Letters can address articles or opinion pieces in EW or bring up topics EW readers need to know about that have not been addressed in the paper.
Please send your letter in the body of your email. For those who prefer not to use email, fax to 541-484-4044 or mail to 1251 Lincoln, Eugene 97401. Though we recognize that many people EW and the community need to hear from do not have access to a computer, if we have to type your letter for you, it may delay publication.
Letters must include a full, real name and address. If you do not have an address, please supply a means to confirm your identity. We do no print anonymous letters unless the person writing has a genuine fear of reprisal, which the letter writer must explain. In limited circumstances we will print a pseudonym if the person is known and operates by that name in the community at large.
Local and Vocal viewpoints and columns for the Eugene Weekly run based on timeliness, concern to the community and as space allows and focus on local issues, local angles on national or international issues, or issues that are of clear concern to the Eugene-Springfield community.
Opinion pieces should come in at 500-750 words and be sent to firstname.lastname@example.org marked viewpoint in the subject line.
We give priority to pieces that have not been submitted elsewhere, and we do not run viewpoints that have already run in or been submitted to other publications. We prioritize voices of people who are not heard and particularly welcome submissions from people of color and female-identifying and gender nonbinary writers.
Opinion pieces should be accompanied by a short one- to two-line bio. Viewpoint writers should submit a headshot and or a photograph or image to possible accompany the piece. We only run opinions from named people, not businesses or organizations. If you are writing a piece about an event, concentrate on the issues, not what you are promoting.

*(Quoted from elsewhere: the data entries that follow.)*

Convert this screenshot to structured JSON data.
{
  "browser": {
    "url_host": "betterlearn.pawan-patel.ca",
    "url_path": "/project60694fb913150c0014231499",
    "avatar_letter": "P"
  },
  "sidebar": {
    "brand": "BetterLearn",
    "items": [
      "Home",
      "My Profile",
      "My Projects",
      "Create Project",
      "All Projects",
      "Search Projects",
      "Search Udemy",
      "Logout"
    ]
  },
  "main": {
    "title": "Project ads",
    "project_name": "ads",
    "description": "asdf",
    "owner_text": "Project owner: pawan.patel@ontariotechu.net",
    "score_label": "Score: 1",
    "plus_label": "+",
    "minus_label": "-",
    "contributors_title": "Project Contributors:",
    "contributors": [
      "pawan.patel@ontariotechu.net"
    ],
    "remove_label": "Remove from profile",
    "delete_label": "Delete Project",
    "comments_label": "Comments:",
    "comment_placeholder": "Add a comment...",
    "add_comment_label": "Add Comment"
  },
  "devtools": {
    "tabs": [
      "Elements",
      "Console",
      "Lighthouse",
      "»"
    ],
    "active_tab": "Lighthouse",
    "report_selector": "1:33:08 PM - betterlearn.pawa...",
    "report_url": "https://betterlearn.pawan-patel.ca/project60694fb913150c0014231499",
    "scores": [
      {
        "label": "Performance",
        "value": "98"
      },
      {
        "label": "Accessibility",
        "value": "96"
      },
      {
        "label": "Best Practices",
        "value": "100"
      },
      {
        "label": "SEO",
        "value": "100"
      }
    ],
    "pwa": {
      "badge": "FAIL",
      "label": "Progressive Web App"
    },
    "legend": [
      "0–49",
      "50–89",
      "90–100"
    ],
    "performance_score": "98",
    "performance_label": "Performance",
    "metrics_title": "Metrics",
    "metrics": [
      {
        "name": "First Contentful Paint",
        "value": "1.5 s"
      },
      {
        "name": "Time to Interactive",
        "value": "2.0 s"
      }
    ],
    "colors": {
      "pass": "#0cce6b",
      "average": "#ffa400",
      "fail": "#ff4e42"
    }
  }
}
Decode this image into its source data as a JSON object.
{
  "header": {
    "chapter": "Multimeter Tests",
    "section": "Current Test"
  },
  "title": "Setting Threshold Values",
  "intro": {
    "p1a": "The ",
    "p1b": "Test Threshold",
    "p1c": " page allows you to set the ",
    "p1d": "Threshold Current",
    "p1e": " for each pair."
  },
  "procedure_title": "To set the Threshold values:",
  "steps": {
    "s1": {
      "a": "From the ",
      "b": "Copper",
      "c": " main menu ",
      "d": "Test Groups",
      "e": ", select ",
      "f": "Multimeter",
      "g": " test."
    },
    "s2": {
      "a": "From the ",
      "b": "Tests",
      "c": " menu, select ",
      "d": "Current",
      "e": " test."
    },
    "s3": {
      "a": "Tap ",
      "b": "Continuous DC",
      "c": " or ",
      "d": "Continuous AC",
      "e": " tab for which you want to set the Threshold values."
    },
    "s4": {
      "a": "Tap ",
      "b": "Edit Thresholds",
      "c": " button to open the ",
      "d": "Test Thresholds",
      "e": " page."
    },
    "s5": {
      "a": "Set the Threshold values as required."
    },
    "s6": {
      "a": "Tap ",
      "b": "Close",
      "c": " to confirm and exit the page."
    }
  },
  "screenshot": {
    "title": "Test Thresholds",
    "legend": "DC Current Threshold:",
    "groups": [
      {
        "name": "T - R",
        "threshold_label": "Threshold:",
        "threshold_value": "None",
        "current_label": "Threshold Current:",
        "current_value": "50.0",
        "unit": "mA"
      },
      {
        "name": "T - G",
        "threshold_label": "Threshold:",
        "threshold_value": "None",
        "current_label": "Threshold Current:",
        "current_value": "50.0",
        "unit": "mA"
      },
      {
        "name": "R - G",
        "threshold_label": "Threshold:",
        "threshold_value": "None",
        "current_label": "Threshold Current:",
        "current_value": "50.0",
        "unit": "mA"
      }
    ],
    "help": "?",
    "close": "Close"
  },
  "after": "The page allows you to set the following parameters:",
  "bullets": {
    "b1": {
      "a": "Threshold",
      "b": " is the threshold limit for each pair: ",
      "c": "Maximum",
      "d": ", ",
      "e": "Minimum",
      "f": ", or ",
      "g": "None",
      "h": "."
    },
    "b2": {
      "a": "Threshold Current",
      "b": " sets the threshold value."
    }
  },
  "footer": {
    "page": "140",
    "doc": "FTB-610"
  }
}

When writing a viewpoint or column, consider how to make your main point clear to an audience who may either be reading quickly on a bus or sitting down with the paper for an in-depth perusal.
Once you establish what point you are making or what you want your reader to take away from what you write, think about how best to accomplish that goal and how to get to it quickly an concisely. Know what you want to say and have a clear position.
Your opinion is your own, your facts must be well-researched, sourced and real. If you point out a problem, readers like it if you propose a solution.
Strategies include drawing your reader in by setting a scene, telling a short narrative or giving key facts or numbers. Then follow with a clear thesis statement as the goal of a viewpoint is to persuade and the goal of a column is either to persuade or to tell a story with a relevant point.
We recommend showing your piece to a friend or writer before submitting and asking them what they see as the main point to ensure the point of your opinion piece is clear to readers.
Having your viewpoint or column accepted for publication does not assure immediate publication. Your viewpoint will be edited for style and grammar via Google doc.